══ Source material

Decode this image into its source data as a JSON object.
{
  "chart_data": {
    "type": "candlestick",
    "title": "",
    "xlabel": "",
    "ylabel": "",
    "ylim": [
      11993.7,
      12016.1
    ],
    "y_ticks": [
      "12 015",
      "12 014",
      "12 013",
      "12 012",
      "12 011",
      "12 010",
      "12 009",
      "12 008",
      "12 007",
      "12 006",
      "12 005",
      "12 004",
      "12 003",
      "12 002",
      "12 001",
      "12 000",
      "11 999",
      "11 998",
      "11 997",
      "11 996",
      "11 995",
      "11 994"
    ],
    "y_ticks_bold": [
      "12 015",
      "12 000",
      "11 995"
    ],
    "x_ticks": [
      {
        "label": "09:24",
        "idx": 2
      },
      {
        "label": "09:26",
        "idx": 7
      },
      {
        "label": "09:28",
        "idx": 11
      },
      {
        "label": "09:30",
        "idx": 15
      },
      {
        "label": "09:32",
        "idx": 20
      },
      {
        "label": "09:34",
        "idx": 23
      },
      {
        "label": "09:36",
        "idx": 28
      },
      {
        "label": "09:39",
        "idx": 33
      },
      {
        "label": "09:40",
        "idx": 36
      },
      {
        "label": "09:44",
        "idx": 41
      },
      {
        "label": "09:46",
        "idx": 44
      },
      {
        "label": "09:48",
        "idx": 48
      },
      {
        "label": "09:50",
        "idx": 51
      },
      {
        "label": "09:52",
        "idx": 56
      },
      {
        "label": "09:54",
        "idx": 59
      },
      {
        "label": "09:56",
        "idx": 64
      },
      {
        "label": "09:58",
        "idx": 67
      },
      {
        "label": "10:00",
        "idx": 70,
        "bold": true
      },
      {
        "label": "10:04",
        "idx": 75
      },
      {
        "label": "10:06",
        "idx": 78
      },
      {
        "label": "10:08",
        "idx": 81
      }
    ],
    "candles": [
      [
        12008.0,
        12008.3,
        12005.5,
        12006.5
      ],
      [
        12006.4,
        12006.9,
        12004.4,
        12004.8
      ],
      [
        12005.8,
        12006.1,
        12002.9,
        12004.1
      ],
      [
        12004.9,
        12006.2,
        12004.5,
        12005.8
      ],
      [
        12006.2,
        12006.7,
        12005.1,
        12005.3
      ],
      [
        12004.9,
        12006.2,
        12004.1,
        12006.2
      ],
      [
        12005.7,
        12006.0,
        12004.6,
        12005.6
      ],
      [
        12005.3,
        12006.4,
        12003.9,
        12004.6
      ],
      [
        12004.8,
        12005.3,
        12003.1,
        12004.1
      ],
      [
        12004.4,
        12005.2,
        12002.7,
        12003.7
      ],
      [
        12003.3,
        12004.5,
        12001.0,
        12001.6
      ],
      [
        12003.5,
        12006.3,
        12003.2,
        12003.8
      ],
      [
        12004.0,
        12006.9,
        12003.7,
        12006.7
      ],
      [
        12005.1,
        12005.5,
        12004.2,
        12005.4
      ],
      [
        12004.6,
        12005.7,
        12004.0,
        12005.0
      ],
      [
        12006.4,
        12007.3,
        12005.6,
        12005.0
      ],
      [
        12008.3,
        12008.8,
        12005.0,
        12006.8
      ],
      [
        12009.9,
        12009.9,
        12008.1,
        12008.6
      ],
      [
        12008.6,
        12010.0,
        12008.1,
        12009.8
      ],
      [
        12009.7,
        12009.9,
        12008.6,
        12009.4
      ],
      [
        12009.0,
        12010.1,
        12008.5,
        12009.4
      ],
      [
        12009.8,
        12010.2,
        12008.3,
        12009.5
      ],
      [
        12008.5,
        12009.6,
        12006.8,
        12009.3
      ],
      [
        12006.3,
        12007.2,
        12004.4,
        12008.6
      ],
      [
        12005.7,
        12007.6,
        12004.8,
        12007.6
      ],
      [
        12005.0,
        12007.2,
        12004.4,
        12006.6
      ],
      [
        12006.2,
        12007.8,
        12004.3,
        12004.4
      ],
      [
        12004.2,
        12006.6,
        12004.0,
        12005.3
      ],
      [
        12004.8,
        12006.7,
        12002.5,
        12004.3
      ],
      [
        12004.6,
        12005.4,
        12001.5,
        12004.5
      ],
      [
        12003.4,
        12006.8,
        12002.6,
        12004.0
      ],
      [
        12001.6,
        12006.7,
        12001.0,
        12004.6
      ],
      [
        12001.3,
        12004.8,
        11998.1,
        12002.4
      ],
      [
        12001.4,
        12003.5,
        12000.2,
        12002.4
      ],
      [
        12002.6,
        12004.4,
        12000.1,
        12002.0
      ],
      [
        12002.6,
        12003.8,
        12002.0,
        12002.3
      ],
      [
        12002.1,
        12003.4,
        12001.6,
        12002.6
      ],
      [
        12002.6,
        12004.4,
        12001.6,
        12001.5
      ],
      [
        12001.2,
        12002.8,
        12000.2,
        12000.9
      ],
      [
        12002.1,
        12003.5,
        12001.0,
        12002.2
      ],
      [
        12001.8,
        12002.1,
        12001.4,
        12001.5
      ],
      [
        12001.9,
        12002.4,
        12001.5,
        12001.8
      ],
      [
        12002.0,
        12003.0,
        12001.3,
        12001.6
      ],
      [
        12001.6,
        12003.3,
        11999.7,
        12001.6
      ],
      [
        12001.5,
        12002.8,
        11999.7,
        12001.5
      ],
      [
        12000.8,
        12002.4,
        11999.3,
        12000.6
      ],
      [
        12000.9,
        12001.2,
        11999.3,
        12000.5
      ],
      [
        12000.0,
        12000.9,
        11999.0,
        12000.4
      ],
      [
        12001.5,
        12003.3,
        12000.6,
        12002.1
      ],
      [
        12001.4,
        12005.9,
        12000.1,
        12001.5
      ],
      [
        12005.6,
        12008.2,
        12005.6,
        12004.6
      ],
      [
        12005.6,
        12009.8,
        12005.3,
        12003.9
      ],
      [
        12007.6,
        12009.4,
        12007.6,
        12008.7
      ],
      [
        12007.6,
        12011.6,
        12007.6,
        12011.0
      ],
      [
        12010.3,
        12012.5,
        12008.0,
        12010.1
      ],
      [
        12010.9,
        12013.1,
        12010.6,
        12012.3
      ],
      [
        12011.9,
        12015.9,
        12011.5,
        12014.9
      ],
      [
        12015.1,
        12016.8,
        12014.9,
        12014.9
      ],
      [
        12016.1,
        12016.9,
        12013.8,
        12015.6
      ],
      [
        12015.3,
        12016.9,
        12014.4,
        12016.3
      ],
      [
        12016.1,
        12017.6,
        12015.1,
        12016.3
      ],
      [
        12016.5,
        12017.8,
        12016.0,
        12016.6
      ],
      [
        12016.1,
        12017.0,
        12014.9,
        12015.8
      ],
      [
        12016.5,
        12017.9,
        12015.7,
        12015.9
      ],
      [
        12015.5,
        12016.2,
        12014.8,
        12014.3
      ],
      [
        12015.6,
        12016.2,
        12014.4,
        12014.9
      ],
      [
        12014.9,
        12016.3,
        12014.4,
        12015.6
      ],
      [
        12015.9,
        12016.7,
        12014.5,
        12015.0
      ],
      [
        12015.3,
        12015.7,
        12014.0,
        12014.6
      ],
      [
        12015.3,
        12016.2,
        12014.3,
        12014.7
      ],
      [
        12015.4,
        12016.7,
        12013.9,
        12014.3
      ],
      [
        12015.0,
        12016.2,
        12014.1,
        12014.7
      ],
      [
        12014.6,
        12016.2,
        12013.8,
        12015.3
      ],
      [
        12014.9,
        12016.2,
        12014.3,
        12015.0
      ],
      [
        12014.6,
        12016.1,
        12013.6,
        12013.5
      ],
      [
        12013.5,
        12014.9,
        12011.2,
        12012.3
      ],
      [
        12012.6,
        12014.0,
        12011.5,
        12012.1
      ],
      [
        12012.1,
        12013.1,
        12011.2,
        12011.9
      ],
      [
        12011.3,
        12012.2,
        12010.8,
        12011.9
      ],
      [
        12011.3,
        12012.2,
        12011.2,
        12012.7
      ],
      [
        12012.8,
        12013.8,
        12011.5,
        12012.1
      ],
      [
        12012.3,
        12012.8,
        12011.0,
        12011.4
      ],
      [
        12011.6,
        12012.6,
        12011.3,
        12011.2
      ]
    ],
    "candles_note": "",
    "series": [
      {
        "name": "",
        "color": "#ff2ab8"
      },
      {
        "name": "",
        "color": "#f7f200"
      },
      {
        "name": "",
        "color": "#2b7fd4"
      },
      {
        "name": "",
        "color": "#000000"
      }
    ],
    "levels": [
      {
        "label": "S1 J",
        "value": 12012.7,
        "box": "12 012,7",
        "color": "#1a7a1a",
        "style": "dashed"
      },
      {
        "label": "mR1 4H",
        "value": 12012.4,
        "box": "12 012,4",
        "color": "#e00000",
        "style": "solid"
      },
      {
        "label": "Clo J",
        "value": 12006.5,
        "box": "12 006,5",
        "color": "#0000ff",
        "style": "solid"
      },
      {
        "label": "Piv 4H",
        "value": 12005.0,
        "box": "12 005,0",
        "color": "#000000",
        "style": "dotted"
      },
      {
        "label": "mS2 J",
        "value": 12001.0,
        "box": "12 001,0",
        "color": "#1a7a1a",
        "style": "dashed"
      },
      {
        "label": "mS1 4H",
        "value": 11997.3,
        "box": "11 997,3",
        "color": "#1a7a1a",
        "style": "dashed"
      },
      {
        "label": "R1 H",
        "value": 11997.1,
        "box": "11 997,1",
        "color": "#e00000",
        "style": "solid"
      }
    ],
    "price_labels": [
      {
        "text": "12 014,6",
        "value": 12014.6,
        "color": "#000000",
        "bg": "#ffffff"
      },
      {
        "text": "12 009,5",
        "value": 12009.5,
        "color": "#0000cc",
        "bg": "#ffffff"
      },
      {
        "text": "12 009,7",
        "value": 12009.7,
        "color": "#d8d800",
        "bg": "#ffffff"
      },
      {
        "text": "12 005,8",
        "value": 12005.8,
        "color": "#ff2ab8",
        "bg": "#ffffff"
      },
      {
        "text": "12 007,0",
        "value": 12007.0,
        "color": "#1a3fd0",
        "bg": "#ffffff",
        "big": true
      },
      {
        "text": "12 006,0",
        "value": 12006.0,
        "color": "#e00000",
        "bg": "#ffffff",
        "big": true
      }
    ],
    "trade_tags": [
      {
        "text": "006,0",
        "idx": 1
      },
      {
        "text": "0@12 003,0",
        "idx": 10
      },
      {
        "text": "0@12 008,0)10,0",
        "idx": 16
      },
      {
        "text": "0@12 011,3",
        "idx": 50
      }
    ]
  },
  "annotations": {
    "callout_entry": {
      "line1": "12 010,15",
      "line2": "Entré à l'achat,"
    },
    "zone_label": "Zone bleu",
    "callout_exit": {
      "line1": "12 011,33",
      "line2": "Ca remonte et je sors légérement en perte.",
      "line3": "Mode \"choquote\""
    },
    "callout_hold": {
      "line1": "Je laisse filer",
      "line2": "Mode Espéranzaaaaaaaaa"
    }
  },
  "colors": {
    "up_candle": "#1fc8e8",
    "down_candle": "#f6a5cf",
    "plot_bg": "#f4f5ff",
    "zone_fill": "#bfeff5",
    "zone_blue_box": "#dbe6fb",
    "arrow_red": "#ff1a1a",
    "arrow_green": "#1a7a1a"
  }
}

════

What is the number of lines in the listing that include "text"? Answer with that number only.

10